The RS head-up display provides a dearth of information (besides date/time) that can be useful for star gazers. A guage at the top indicates the azimuth (in degrees, minutes, and seconds), and altitude (also in deg, min, sec notation). You can select the date/time panel at the base of screen to quickly fast-forward or reverse time passage. This is especially helpful to view an event (say the passage of the Hale-Bopp comet in 97). A target indicator will help you to focus in on the object, and the date/time will automatically be set to that period.
The deep sky imagery and 3-D planet sims available in RS are of superior quality (note the detail showing the Martian Ice cap above). The 3-D trip feature which can also be used to quickly get a close-up view of an object like a distant star or galaxy, or take a virtual tour of in-system objects like planets (and then a distant star in serial fashion). SW does not have this feature, though you can easily zoom up on an object. 3-D planet sims are provided by a separate sister application to Star Walk called Solar Walk, which is a more immersive esperience for viewing Solar System objects. It would be cool (like in Celestia), if you could create your own 3-D tour scripts or macros in RS (maybe you can and I did not locate that feature).

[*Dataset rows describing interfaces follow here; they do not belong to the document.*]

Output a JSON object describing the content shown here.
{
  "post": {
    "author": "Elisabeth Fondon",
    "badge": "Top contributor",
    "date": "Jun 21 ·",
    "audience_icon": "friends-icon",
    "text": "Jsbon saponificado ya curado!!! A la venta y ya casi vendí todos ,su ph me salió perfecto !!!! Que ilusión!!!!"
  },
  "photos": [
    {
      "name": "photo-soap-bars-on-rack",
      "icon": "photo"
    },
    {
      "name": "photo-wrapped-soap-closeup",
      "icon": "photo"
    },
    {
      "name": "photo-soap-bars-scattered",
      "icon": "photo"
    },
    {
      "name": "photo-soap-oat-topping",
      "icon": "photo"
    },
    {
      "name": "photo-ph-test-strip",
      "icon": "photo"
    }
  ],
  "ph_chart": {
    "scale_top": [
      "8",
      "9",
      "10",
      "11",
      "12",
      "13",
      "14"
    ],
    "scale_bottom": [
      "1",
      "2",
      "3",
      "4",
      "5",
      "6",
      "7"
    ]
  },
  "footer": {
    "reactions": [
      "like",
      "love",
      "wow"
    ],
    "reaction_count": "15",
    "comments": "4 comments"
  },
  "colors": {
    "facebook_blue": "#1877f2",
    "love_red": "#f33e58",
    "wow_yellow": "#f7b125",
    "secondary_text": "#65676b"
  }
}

Redshift let's you customize the sky settings in just about every way imaginable! You can turn on/off the eliptic and on-screen guides, filter the density of on-screen labels that appear. Simulate Day/Night, and change the earth-bound scenery surrounding the horizon, and much more. The sound can be turned off, set to forest sounds, crickets or "space" music. The RS team needs to work on the space music selection a bit, as IMHO, Star Walk clearly has the more ethereal and engaging sound track (though lacks the nature selections). Both apps feature a night-viewing mode that changes the display to a red lens or light-suppressive view.
RS has other useful features that are worthy of note. The Observatory tool gives you shortcuts to many common objects, and a comprehensive search tool (the magnifying glass icon) to quickly filter and find objects of interest. After finding an object, selecting the "i" or "W" buttons in the upper-center part of the display will get you more technical data (from the database internally or a re-direct to Wikipedia). The W button on at least one object took me to a broken link, but then I'm sure not every star in the universe has it's own wiki page (yet). You can, of course, simply tap on an on-screen object to select it for more in-depth info/investigation.
So what is the verdict? Redshift is a great application for pocket astronomy, and I give it a top-notch rating. The app performed well, and the graphics and features are very well-designed. The interface is a bit clunky in a few spots (for some menu options, etc.), but still good overall. Star Walk is still my personal favorite. Many features in SW only require a tap or swipe to activate or control, and you get more information on many objects locally in the app. The SW interface is slicker and cleaner. Solar Walk, the solar system viewer app (also by SW designers) edges out the 3-D animation features in Redshift by a hair, though I do like being able to take trips across the galaxy in RS. I am not really an astronomy buff, though I am a passive fan of it, but one aspect of using RS was really cool (IMHO): After travelling out to view an enlarged view of the Andromeda galaxy, I noted that I could pan round and view other stars, yet I did not note any recognizable constellations (makes sense--you cannot do this at all with SW). I am curious to know how the app interpolates the positions of the stars, or if it's accurate to scale? Very cool to be able to view the surrounding star positions as if you were really out there! Anyway, you can grab Redshift at the link below. I highly recommend it...